→ **The problem**: All that is needed is each line of the entries holding the word "nNearbyTransfer", copied as it stands.
═══ Information given ═══
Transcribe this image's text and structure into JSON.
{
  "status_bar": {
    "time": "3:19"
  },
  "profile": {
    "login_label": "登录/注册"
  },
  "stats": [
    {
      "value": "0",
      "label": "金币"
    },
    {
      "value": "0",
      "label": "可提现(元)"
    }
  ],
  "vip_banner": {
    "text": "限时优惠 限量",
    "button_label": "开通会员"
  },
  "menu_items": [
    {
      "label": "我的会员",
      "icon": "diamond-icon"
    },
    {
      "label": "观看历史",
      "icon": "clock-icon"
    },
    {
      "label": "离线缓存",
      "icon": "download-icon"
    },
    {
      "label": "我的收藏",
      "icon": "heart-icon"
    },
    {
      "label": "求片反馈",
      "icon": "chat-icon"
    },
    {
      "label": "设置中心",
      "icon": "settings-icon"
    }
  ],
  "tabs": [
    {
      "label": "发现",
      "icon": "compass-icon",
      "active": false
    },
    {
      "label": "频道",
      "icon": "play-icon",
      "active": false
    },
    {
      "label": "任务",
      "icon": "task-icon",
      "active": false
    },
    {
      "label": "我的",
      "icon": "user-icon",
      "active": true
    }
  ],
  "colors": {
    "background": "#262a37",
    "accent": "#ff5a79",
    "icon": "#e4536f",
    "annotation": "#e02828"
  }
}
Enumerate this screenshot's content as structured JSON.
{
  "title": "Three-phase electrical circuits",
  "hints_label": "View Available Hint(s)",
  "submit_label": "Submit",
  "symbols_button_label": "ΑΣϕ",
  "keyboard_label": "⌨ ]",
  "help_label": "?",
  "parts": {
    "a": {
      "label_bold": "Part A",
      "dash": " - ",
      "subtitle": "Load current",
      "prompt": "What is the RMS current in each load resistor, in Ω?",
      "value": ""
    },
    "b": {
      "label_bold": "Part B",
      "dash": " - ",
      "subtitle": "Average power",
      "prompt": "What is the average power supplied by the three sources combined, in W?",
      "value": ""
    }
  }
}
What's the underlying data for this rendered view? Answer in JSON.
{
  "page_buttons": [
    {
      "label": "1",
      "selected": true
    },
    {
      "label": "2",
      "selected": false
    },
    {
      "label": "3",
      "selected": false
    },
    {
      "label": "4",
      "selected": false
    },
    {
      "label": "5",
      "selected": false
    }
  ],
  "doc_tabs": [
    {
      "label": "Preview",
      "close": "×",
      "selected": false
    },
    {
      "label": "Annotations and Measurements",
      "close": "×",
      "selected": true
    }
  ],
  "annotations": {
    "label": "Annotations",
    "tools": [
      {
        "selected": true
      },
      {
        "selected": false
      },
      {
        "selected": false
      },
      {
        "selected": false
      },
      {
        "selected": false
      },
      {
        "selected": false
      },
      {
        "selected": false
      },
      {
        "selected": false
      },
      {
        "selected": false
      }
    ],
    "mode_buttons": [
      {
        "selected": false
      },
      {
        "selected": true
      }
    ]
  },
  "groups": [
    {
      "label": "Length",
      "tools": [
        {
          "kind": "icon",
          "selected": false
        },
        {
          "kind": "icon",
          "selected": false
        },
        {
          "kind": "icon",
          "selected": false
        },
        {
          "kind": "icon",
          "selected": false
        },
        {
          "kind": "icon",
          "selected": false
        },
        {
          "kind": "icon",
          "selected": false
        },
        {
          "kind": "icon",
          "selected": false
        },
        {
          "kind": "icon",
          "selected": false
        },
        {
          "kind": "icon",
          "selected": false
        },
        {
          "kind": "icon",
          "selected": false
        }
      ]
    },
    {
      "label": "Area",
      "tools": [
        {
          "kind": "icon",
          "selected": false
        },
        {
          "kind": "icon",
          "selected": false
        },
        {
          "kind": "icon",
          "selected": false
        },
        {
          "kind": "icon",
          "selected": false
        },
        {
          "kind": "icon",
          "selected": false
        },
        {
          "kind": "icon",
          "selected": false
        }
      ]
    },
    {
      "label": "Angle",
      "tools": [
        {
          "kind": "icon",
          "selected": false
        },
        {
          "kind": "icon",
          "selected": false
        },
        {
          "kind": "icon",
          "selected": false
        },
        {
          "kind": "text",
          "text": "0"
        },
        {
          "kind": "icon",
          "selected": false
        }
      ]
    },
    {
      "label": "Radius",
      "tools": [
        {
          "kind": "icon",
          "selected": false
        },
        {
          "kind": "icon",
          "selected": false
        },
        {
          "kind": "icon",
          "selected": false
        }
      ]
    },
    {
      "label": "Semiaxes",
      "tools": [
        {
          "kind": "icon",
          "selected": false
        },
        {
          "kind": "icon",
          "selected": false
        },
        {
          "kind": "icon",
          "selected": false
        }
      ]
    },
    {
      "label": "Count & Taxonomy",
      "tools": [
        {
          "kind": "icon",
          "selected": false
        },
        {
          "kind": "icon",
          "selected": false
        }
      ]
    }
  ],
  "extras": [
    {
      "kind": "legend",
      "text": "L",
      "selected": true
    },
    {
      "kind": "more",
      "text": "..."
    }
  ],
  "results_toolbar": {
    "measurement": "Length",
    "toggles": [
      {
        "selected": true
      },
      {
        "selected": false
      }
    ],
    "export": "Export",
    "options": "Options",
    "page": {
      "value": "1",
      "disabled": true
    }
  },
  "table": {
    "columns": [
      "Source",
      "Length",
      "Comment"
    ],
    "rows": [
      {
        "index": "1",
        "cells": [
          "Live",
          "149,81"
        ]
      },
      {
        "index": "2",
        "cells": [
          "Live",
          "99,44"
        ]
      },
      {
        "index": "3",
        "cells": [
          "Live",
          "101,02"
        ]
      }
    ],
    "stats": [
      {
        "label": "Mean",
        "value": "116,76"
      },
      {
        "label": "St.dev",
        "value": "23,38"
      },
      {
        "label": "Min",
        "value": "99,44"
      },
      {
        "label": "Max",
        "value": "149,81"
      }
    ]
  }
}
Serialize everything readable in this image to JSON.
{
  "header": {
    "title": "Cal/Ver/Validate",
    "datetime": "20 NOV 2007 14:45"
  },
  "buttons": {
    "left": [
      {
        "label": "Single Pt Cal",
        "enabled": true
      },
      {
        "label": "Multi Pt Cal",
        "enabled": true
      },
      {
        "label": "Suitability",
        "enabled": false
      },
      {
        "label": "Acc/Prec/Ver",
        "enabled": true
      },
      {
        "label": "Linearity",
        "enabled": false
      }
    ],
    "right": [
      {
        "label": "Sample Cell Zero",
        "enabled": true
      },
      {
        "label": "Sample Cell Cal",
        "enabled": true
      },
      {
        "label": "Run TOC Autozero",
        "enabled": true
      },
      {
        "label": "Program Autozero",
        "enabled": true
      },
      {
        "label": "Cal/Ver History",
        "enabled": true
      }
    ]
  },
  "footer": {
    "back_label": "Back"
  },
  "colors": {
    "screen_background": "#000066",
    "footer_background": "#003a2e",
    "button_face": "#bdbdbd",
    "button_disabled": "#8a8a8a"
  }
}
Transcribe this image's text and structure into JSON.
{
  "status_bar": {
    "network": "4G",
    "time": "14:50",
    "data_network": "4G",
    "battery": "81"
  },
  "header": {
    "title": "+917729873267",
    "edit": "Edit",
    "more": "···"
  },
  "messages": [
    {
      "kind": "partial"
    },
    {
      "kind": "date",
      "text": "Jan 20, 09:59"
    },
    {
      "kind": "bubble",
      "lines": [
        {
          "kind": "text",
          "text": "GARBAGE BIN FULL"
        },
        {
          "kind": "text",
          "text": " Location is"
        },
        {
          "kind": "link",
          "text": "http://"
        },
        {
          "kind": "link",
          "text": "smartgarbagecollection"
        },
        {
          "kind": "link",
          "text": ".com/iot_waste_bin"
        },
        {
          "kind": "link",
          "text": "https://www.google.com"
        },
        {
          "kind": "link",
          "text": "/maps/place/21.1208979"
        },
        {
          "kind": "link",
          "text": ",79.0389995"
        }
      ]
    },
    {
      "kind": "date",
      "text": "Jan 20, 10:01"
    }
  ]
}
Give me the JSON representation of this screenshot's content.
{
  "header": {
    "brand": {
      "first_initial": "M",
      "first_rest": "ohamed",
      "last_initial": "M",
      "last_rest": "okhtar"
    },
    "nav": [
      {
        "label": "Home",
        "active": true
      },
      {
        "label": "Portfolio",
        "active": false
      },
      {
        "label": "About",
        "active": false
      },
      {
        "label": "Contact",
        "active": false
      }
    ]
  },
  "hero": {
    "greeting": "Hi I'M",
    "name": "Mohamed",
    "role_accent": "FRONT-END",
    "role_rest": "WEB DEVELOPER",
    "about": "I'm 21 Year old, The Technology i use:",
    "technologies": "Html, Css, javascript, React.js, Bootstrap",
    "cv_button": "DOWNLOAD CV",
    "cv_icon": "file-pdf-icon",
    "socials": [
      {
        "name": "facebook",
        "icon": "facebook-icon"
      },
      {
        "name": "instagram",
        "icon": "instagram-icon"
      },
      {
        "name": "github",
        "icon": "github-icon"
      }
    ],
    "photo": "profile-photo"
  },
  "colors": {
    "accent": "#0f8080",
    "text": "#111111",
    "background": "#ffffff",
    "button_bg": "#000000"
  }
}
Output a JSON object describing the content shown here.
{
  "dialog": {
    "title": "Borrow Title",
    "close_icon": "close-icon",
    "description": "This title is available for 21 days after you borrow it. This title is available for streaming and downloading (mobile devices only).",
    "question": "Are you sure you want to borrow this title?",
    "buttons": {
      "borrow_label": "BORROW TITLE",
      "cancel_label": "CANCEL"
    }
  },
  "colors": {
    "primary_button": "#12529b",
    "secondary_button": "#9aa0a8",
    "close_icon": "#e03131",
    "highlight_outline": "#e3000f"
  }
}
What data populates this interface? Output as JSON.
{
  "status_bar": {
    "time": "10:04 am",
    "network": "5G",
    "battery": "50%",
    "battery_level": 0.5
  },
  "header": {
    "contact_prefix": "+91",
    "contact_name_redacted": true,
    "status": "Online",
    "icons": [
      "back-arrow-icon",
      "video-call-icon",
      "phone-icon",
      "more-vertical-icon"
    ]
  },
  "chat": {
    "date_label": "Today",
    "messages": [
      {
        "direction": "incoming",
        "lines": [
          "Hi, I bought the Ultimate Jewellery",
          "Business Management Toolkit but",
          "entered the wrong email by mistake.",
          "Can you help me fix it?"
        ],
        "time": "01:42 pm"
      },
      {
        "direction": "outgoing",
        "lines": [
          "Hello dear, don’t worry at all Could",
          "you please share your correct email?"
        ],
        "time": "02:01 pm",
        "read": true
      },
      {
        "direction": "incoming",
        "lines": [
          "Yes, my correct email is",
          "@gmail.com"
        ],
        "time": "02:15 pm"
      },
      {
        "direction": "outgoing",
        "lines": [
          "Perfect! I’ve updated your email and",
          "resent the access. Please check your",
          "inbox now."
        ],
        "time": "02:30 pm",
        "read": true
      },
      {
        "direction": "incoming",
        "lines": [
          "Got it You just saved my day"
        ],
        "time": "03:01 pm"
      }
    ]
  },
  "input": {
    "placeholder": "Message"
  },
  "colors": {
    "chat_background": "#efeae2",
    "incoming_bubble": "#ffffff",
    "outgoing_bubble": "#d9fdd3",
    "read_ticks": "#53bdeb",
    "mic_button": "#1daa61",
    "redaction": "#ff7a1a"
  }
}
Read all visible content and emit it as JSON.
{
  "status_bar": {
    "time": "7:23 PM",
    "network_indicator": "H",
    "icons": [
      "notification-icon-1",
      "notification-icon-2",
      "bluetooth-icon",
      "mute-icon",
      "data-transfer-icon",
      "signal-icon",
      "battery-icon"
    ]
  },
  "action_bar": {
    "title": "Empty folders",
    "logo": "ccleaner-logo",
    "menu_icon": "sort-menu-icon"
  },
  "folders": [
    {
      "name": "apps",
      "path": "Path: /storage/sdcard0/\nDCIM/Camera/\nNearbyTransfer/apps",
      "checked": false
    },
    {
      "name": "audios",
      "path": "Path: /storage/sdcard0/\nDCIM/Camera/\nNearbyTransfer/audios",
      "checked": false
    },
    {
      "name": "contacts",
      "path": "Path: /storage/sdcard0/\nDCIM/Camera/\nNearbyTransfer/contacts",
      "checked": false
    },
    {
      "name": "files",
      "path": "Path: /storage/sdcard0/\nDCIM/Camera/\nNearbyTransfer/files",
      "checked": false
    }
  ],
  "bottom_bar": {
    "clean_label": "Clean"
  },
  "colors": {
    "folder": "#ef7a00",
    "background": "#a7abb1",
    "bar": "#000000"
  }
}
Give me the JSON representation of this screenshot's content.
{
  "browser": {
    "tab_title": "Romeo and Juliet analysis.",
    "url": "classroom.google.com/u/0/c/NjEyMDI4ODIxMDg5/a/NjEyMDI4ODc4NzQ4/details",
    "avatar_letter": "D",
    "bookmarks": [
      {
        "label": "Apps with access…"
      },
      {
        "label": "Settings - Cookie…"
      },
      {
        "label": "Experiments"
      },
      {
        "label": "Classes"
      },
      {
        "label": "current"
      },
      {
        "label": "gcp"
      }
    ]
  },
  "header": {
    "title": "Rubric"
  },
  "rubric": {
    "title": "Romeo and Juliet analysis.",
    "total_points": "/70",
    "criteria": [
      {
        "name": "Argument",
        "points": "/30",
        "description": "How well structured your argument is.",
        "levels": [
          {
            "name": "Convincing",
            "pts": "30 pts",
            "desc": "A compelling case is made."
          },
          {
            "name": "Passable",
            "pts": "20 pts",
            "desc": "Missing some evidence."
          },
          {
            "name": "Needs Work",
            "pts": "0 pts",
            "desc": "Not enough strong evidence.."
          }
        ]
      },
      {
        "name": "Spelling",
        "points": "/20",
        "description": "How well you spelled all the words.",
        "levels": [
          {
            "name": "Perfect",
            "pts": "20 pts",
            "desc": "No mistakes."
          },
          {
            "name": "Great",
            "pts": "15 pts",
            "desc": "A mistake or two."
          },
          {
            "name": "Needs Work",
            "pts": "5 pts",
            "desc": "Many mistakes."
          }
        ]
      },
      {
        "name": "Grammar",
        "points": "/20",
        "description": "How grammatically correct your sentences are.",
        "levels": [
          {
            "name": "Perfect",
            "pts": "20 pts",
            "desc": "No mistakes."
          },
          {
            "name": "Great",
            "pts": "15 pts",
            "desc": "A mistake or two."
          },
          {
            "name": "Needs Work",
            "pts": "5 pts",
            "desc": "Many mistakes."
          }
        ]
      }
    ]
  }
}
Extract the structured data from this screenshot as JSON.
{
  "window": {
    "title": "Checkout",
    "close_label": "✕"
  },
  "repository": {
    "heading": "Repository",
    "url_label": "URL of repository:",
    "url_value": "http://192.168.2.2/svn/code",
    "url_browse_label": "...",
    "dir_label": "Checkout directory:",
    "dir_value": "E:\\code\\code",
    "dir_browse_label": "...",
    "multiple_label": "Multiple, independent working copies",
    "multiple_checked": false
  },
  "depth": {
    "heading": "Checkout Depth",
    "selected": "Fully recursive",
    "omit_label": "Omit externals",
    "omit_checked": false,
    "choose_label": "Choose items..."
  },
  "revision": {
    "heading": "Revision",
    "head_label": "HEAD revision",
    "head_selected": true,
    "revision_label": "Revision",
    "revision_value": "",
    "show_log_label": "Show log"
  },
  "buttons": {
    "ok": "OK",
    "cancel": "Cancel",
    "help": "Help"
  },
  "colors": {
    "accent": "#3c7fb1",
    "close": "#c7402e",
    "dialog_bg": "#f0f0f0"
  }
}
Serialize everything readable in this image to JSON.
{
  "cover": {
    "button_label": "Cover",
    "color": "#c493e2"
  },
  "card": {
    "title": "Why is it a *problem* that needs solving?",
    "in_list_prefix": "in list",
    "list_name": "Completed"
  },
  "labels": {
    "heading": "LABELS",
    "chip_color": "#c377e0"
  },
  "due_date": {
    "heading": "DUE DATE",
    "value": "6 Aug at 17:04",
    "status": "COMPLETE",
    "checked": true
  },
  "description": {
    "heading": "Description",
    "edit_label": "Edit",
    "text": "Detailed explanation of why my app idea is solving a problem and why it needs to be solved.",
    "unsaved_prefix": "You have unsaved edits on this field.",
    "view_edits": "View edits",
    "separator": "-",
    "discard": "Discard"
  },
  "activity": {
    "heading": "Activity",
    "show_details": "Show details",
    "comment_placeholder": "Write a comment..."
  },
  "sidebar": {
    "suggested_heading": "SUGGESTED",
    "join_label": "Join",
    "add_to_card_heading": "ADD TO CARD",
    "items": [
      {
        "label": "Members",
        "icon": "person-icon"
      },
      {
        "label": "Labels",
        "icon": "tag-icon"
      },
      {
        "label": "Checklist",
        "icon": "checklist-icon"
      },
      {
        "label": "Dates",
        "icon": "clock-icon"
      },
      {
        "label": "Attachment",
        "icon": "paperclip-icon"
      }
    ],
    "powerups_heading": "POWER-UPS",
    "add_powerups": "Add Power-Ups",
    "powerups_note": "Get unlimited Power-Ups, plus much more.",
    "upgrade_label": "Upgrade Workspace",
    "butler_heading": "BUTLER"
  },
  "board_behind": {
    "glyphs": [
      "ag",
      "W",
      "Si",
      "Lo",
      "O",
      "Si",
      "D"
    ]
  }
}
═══
→ **Response box**:
      "path": "Path: /storage/sdcard0/\nDCIM/Camera/\nNearbyTransfer/apps",
      "path": "Path: /storage/sdcard0/\nDCIM/Camera/\nNearbyTransfer/audios",
      "path": "Path: /storage/sdcard0/\nDCIM/Camera/\nNearbyTransfer/contacts",
      "path": "Path: /storage/sdcard0/\nDCIM/Camera/\nNearbyTransfer/files",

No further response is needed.